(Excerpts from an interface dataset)

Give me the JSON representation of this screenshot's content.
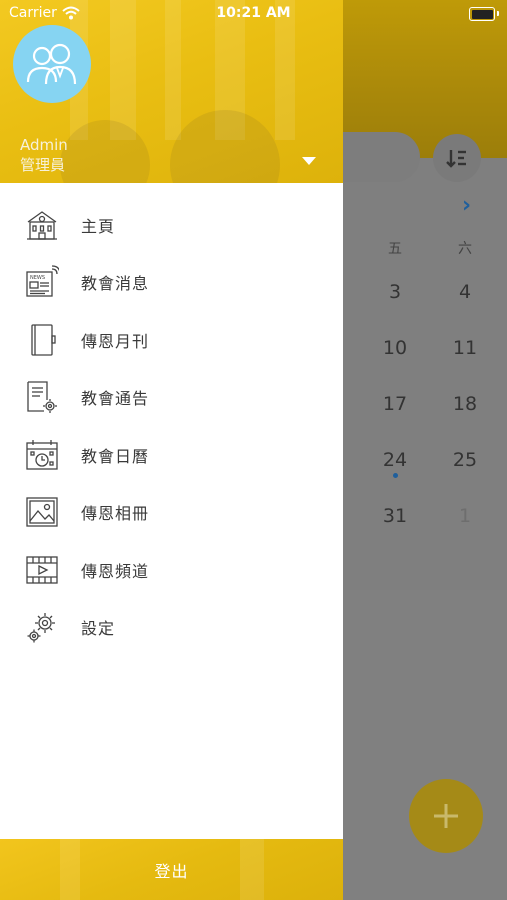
{
  "status_bar": {
    "carrier": "Carrier",
    "time": "10:21 AM"
  },
  "drawer": {
    "user": {
      "name": "Admin",
      "role": "管理員"
    },
    "menu": [
      {
        "label": "主頁",
        "icon": "church-building-icon"
      },
      {
        "label": "教會消息",
        "icon": "newspaper-icon"
      },
      {
        "label": "傳恩月刊",
        "icon": "magazine-book-icon"
      },
      {
        "label": "教會通告",
        "icon": "notice-document-gear-icon"
      },
      {
        "label": "教會日曆",
        "icon": "calendar-clock-icon"
      },
      {
        "label": "傳恩相冊",
        "icon": "photo-album-icon"
      },
      {
        "label": "傳恩頻道",
        "icon": "video-channel-icon"
      },
      {
        "label": "設定",
        "icon": "settings-gear-icon"
      }
    ],
    "logout_label": "登出"
  },
  "background_calendar": {
    "weekday_headers": [
      "五",
      "六"
    ],
    "rows": [
      [
        "3",
        "4"
      ],
      [
        "10",
        "11"
      ],
      [
        "17",
        "18"
      ],
      [
        "24",
        "25"
      ],
      [
        "31",
        "1"
      ]
    ],
    "event_marker_day": "24"
  },
  "colors": {
    "drawer_header": "#E9BE12",
    "avatar_bg": "#86D4F2",
    "accent_blue": "#1F5F9C"
  }
}
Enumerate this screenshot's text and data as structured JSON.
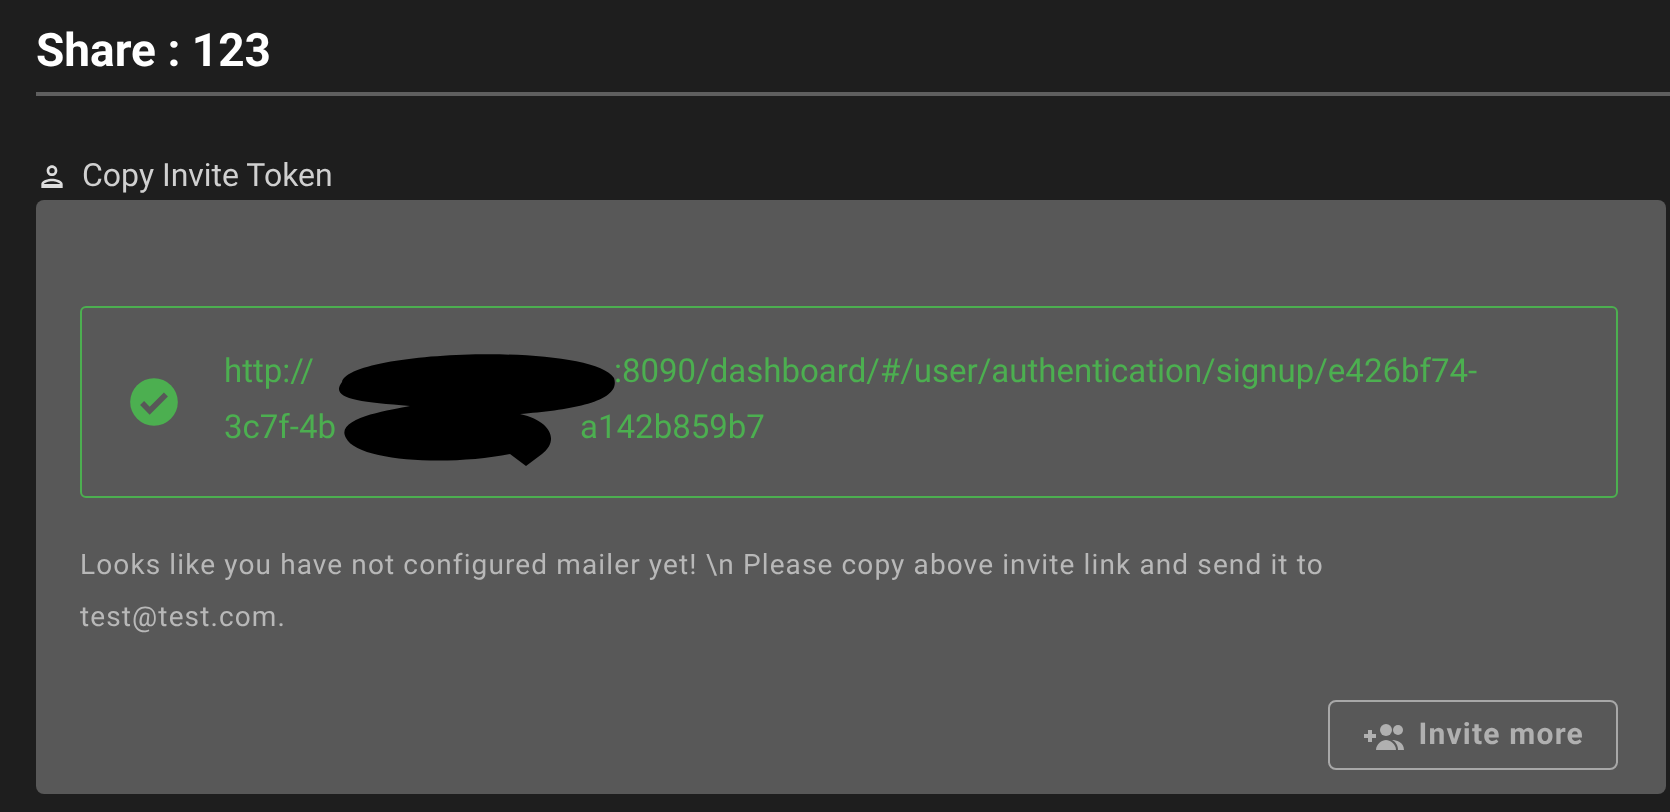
{
  "title": "Share : 123",
  "section": {
    "label": "Copy Invite Token"
  },
  "invite": {
    "url_lines": [
      [
        "http://",
        ":8090/dashboard/#/user/authentication/signup/e426bf74-"
      ],
      [
        "3c7f-4b",
        "a142b859b7"
      ]
    ]
  },
  "message": "Looks like you have not configured mailer yet! \\n Please copy above invite link and send it to test@test.com.",
  "buttons": [
    {
      "label": "Invite more",
      "disabled": true
    }
  ]
}
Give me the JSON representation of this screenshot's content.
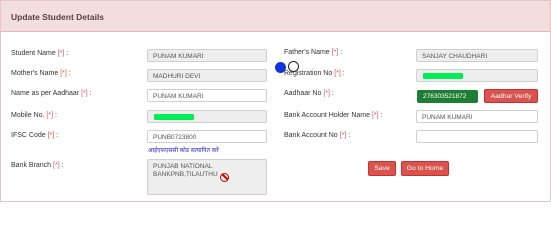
{
  "header": {
    "title": "Update Student Details"
  },
  "form": {
    "student_name": {
      "label": "Student Name",
      "req": "[*]",
      "colon": ":",
      "value": "PUNAM KUMARI"
    },
    "fathers_name": {
      "label": "Father's Name",
      "req": "[*]",
      "colon": ":",
      "value": "SANJAY CHAUDHARI"
    },
    "mothers_name": {
      "label": "Mother's Name",
      "req": "[*]",
      "colon": ":",
      "value": "MADHURI DEVI"
    },
    "registration_no": {
      "label": "Registration No",
      "req": "[*]",
      "colon": ":"
    },
    "name_aadhaar": {
      "label": "Name as per Aadhaar",
      "req": "[*]",
      "colon": ":",
      "value": "PUNAM KUMARI"
    },
    "aadhaar_no": {
      "label": "Aadhaar No",
      "req": "[*]",
      "colon": ":",
      "value": "276303521872"
    },
    "mobile_no": {
      "label": "Mobile No.",
      "req": "[*]",
      "colon": ":"
    },
    "account_holder": {
      "label": "Bank Account Holder Name",
      "req": "[*]",
      "colon": ":",
      "value": "PUNAM KUMARI"
    },
    "ifsc": {
      "label": "IFSC Code",
      "req": "[*]",
      "colon": ":",
      "value": "PUNB0723800"
    },
    "ifsc_hint": "आईएफएससी कोड सत्यापित करें",
    "account_no": {
      "label": "Bank Account No",
      "req": "[*]",
      "colon": ":",
      "value": ""
    },
    "bank_branch": {
      "label": "Bank Branch",
      "req": "[*]",
      "colon": ":",
      "value": "PUNJAB NATIONAL BANKPNB,TILAUTHU"
    }
  },
  "buttons": {
    "aadhaar_verify": "Aadhar Verify",
    "save": "Save",
    "home": "Go to Home"
  },
  "colors": {
    "header_bg": "#f2dede",
    "button_red": "#d9534f",
    "aadhaar_green": "#1e7e34",
    "mask_green": "#00ee55"
  }
}
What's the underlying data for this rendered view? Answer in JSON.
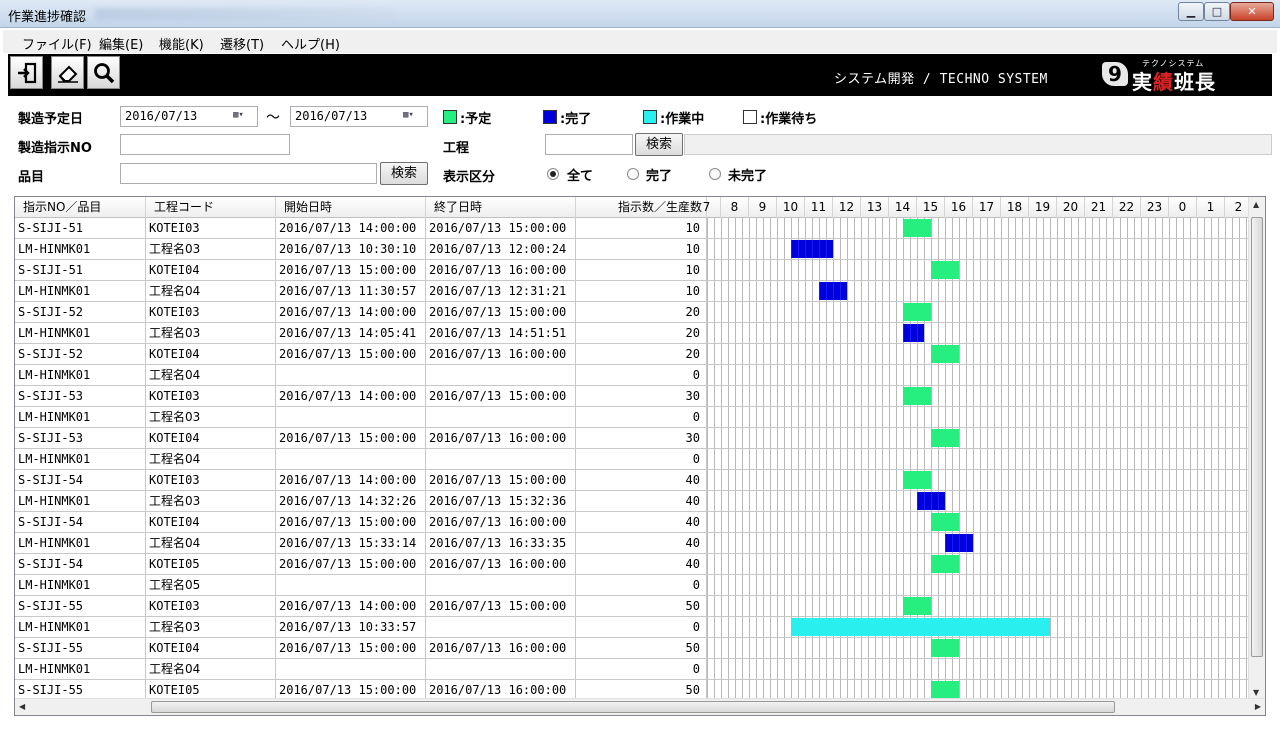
{
  "window": {
    "title": "作業進捗確認"
  },
  "menu": [
    {
      "label": "ファイル(F)",
      "x": 0
    },
    {
      "label": "編集(E)"
    },
    {
      "label": "機能(K)"
    },
    {
      "label": "遷移(T)"
    },
    {
      "label": "ヘルプ(H)"
    }
  ],
  "toolbar": {
    "company": "システム開発 / TECHNO SYSTEM",
    "logo_kana": "テクノシステム",
    "logo_word_a": "実",
    "logo_word_b": "績",
    "logo_word_c": "班長",
    "logo_mark": "9"
  },
  "filters": {
    "date_label": "製造予定日",
    "date_from": "2016/07/13",
    "date_to": "2016/07/13",
    "tilde": "～",
    "order_label": "製造指示NO",
    "order_value": "",
    "item_label": "品目",
    "item_value": "",
    "search_button": "検索",
    "process_label": "工程",
    "process_value": "",
    "process_search_button": "検索",
    "display_label": "表示区分",
    "radios": [
      {
        "label": "全て",
        "selected": true
      },
      {
        "label": "完了",
        "selected": false
      },
      {
        "label": "未完了",
        "selected": false
      }
    ]
  },
  "legend": [
    {
      "label": ":予定",
      "color": "#26ee7f"
    },
    {
      "label": ":完了",
      "color": "#0000dd"
    },
    {
      "label": ":作業中",
      "color": "#2aefef"
    },
    {
      "label": ":作業待ち",
      "color": "#ffffff"
    }
  ],
  "table": {
    "headers": [
      "指示NO／品目",
      "工程コード",
      "開始日時",
      "終了日時",
      "指示数／生産数"
    ],
    "hours": [
      "7",
      "8",
      "9",
      "10",
      "11",
      "12",
      "13",
      "14",
      "15",
      "16",
      "17",
      "18",
      "19",
      "20",
      "21",
      "22",
      "23",
      "0",
      "1",
      "2"
    ],
    "rows": [
      {
        "no": "S-SIJI-51",
        "proc": "KOTEI03",
        "start": "2016/07/13 14:00:00",
        "end": "2016/07/13 15:00:00",
        "qty": "10",
        "status": "plan",
        "from": 14.0,
        "to": 15.0
      },
      {
        "no": "LM-HINMK01",
        "proc": "工程名03",
        "start": "2016/07/13 10:30:10",
        "end": "2016/07/13 12:00:24",
        "qty": "10",
        "status": "done",
        "from": 10.0,
        "to": 11.5
      },
      {
        "no": "S-SIJI-51",
        "proc": "KOTEI04",
        "start": "2016/07/13 15:00:00",
        "end": "2016/07/13 16:00:00",
        "qty": "10",
        "status": "plan",
        "from": 15.0,
        "to": 16.0
      },
      {
        "no": "LM-HINMK01",
        "proc": "工程名04",
        "start": "2016/07/13 11:30:57",
        "end": "2016/07/13 12:31:21",
        "qty": "10",
        "status": "done",
        "from": 11.0,
        "to": 12.0
      },
      {
        "no": "S-SIJI-52",
        "proc": "KOTEI03",
        "start": "2016/07/13 14:00:00",
        "end": "2016/07/13 15:00:00",
        "qty": "20",
        "status": "plan",
        "from": 14.0,
        "to": 15.0
      },
      {
        "no": "LM-HINMK01",
        "proc": "工程名03",
        "start": "2016/07/13 14:05:41",
        "end": "2016/07/13 14:51:51",
        "qty": "20",
        "status": "done",
        "from": 14.0,
        "to": 14.75
      },
      {
        "no": "S-SIJI-52",
        "proc": "KOTEI04",
        "start": "2016/07/13 15:00:00",
        "end": "2016/07/13 16:00:00",
        "qty": "20",
        "status": "plan",
        "from": 15.0,
        "to": 16.0
      },
      {
        "no": "LM-HINMK01",
        "proc": "工程名04",
        "start": "",
        "end": "",
        "qty": "0",
        "status": "none"
      },
      {
        "no": "S-SIJI-53",
        "proc": "KOTEI03",
        "start": "2016/07/13 14:00:00",
        "end": "2016/07/13 15:00:00",
        "qty": "30",
        "status": "plan",
        "from": 14.0,
        "to": 15.0
      },
      {
        "no": "LM-HINMK01",
        "proc": "工程名03",
        "start": "",
        "end": "",
        "qty": "0",
        "status": "none"
      },
      {
        "no": "S-SIJI-53",
        "proc": "KOTEI04",
        "start": "2016/07/13 15:00:00",
        "end": "2016/07/13 16:00:00",
        "qty": "30",
        "status": "plan",
        "from": 15.0,
        "to": 16.0
      },
      {
        "no": "LM-HINMK01",
        "proc": "工程名04",
        "start": "",
        "end": "",
        "qty": "0",
        "status": "none"
      },
      {
        "no": "S-SIJI-54",
        "proc": "KOTEI03",
        "start": "2016/07/13 14:00:00",
        "end": "2016/07/13 15:00:00",
        "qty": "40",
        "status": "plan",
        "from": 14.0,
        "to": 15.0
      },
      {
        "no": "LM-HINMK01",
        "proc": "工程名03",
        "start": "2016/07/13 14:32:26",
        "end": "2016/07/13 15:32:36",
        "qty": "40",
        "status": "done",
        "from": 14.5,
        "to": 15.5
      },
      {
        "no": "S-SIJI-54",
        "proc": "KOTEI04",
        "start": "2016/07/13 15:00:00",
        "end": "2016/07/13 16:00:00",
        "qty": "40",
        "status": "plan",
        "from": 15.0,
        "to": 16.0
      },
      {
        "no": "LM-HINMK01",
        "proc": "工程名04",
        "start": "2016/07/13 15:33:14",
        "end": "2016/07/13 16:33:35",
        "qty": "40",
        "status": "done",
        "from": 15.5,
        "to": 16.5
      },
      {
        "no": "S-SIJI-54",
        "proc": "KOTEI05",
        "start": "2016/07/13 15:00:00",
        "end": "2016/07/13 16:00:00",
        "qty": "40",
        "status": "plan",
        "from": 15.0,
        "to": 16.0
      },
      {
        "no": "LM-HINMK01",
        "proc": "工程名05",
        "start": "",
        "end": "",
        "qty": "0",
        "status": "none"
      },
      {
        "no": "S-SIJI-55",
        "proc": "KOTEI03",
        "start": "2016/07/13 14:00:00",
        "end": "2016/07/13 15:00:00",
        "qty": "50",
        "status": "plan",
        "from": 14.0,
        "to": 15.0
      },
      {
        "no": "LM-HINMK01",
        "proc": "工程名03",
        "start": "2016/07/13 10:33:57",
        "end": "",
        "qty": "0",
        "status": "working",
        "from": 10.0,
        "to": 19.25
      },
      {
        "no": "S-SIJI-55",
        "proc": "KOTEI04",
        "start": "2016/07/13 15:00:00",
        "end": "2016/07/13 16:00:00",
        "qty": "50",
        "status": "plan",
        "from": 15.0,
        "to": 16.0
      },
      {
        "no": "LM-HINMK01",
        "proc": "工程名04",
        "start": "",
        "end": "",
        "qty": "0",
        "status": "none"
      },
      {
        "no": "S-SIJI-55",
        "proc": "KOTEI05",
        "start": "2016/07/13 15:00:00",
        "end": "2016/07/13 16:00:00",
        "qty": "50",
        "status": "plan",
        "from": 15.0,
        "to": 16.0
      }
    ]
  }
}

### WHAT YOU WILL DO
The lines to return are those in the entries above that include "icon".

### ANSWER TO THIS TASK
        "icon": "church-building-icon"
        "icon": "newspaper-icon"
        "icon": "magazine-book-icon"
        "icon": "notice-document-gear-icon"
        "icon": "calendar-clock-icon"
        "icon": "photo-album-icon"
        "icon": "video-channel-icon"
        "icon": "settings-gear-icon"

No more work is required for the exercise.